I need the entries printed again word for word, without the images.

(Records from a collection)
◇ ◇ ◇ ◇ ◇ ◇ ◇

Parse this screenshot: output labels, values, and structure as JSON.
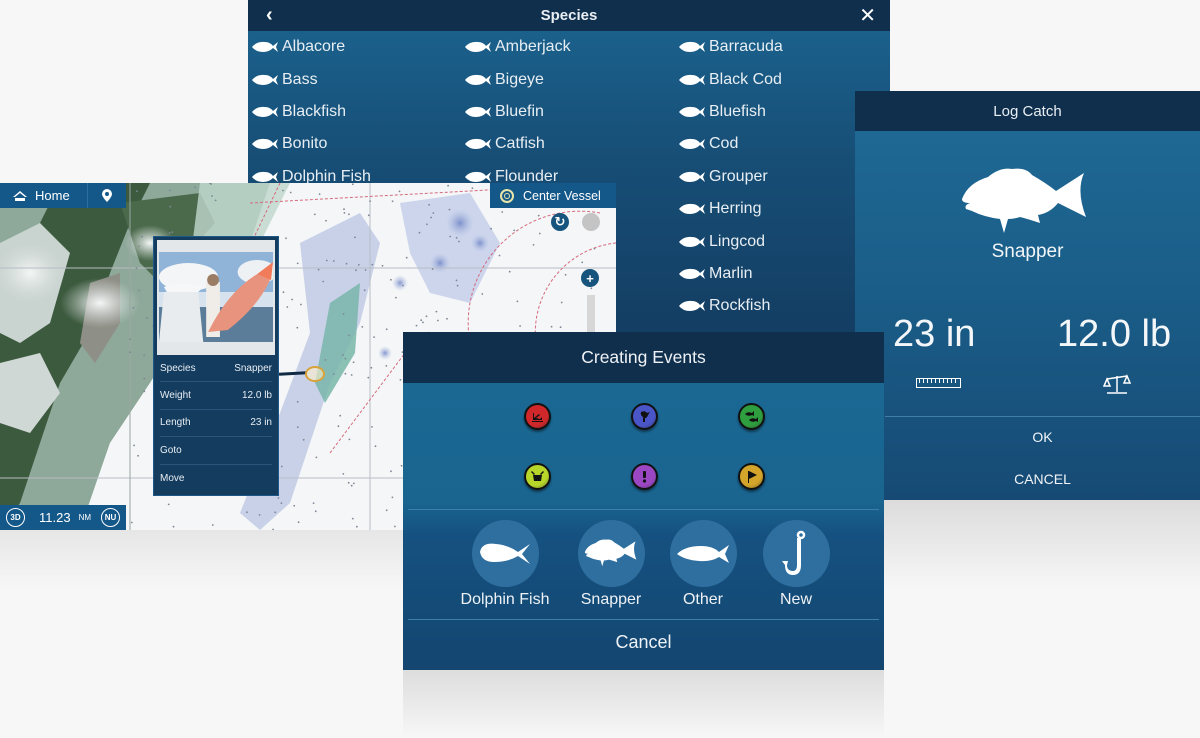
{
  "species_panel": {
    "title": "Species",
    "back_icon": "chevron-left-icon",
    "close_icon": "close-icon",
    "columns": [
      [
        "Albacore",
        "Bass",
        "Blackfish",
        "Bonito",
        "Dolphin Fish"
      ],
      [
        "Amberjack",
        "Bigeye",
        "Bluefin",
        "Catfish",
        "Flounder"
      ],
      [
        "Barracuda",
        "Black Cod",
        "Bluefish",
        "Cod",
        "Grouper",
        "Herring",
        "Lingcod",
        "Marlin",
        "Rockfish"
      ]
    ]
  },
  "map_panel": {
    "home_label": "Home",
    "home_icon": "home-icon",
    "waypoint_icon": "map-pin-icon",
    "center_vessel_label": "Center Vessel",
    "range_value": "11.23",
    "range_unit": "NM",
    "view_mode": "3D",
    "orientation": "NU",
    "popup": {
      "rows": [
        {
          "label": "Species",
          "value": "Snapper"
        },
        {
          "label": "Weight",
          "value": "12.0 lb"
        },
        {
          "label": "Length",
          "value": "23 in"
        },
        {
          "label": "Goto",
          "value": ""
        },
        {
          "label": "Move",
          "value": ""
        }
      ]
    }
  },
  "log_catch": {
    "title": "Log Catch",
    "species": "Snapper",
    "length": "23 in",
    "weight": "12.0 lb",
    "ok_label": "OK",
    "cancel_label": "CANCEL"
  },
  "creating_events": {
    "title": "Creating Events",
    "event_icons": [
      {
        "name": "wreck-event-icon",
        "color": "#d0282a"
      },
      {
        "name": "diver-event-icon",
        "color": "#4a55c8"
      },
      {
        "name": "fish-school-event-icon",
        "color": "#2f9e3e"
      },
      {
        "name": "crab-trap-event-icon",
        "color": "#b8d62a"
      },
      {
        "name": "warning-event-icon",
        "color": "#9b47c4"
      },
      {
        "name": "flag-event-icon",
        "color": "#d3a52a"
      }
    ],
    "quick_buttons": [
      "Dolphin Fish",
      "Snapper",
      "Other",
      "New"
    ],
    "cancel_label": "Cancel"
  }
}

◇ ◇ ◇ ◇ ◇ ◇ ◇

### Answer section
Parse this screenshot: output labels, values, and structure as JSON.
{
  "species_panel": {
    "title": "Species",
    "back_icon": "chevron-left-icon",
    "close_icon": "close-icon",
    "columns": [
      [
        "Albacore",
        "Bass",
        "Blackfish",
        "Bonito",
        "Dolphin Fish"
      ],
      [
        "Amberjack",
        "Bigeye",
        "Bluefin",
        "Catfish",
        "Flounder"
      ],
      [
        "Barracuda",
        "Black Cod",
        "Bluefish",
        "Cod",
        "Grouper",
        "Herring",
        "Lingcod",
        "Marlin",
        "Rockfish"
      ]
    ]
  },
  "map_panel": {
    "home_label": "Home",
    "home_icon": "home-icon",
    "waypoint_icon": "map-pin-icon",
    "center_vessel_label": "Center Vessel",
    "range_value": "11.23",
    "range_unit": "NM",
    "view_mode": "3D",
    "orientation": "NU",
    "popup": {
      "rows": [
        {
          "label": "Species",
          "value": "Snapper"
        },
        {
          "label": "Weight",
          "value": "12.0 lb"
        },
        {
          "label": "Length",
          "value": "23 in"
        },
        {
          "label": "Goto",
          "value": ""
        },
        {
          "label": "Move",
          "value": ""
        }
      ]
    }
  },
  "log_catch": {
    "title": "Log Catch",
    "species": "Snapper",
    "length": "23 in",
    "weight": "12.0 lb",
    "ok_label": "OK",
    "cancel_label": "CANCEL"
  },
  "creating_events": {
    "title": "Creating Events",
    "event_icons": [
      {
        "name": "wreck-event-icon",
        "color": "#d0282a"
      },
      {
        "name": "diver-event-icon",
        "color": "#4a55c8"
      },
      {
        "name": "fish-school-event-icon",
        "color": "#2f9e3e"
      },
      {
        "name": "crab-trap-event-icon",
        "color": "#b8d62a"
      },
      {
        "name": "warning-event-icon",
        "color": "#9b47c4"
      },
      {
        "name": "flag-event-icon",
        "color": "#d3a52a"
      }
    ],
    "quick_buttons": [
      "Dolphin Fish",
      "Snapper",
      "Other",
      "New"
    ],
    "cancel_label": "Cancel"
  }
}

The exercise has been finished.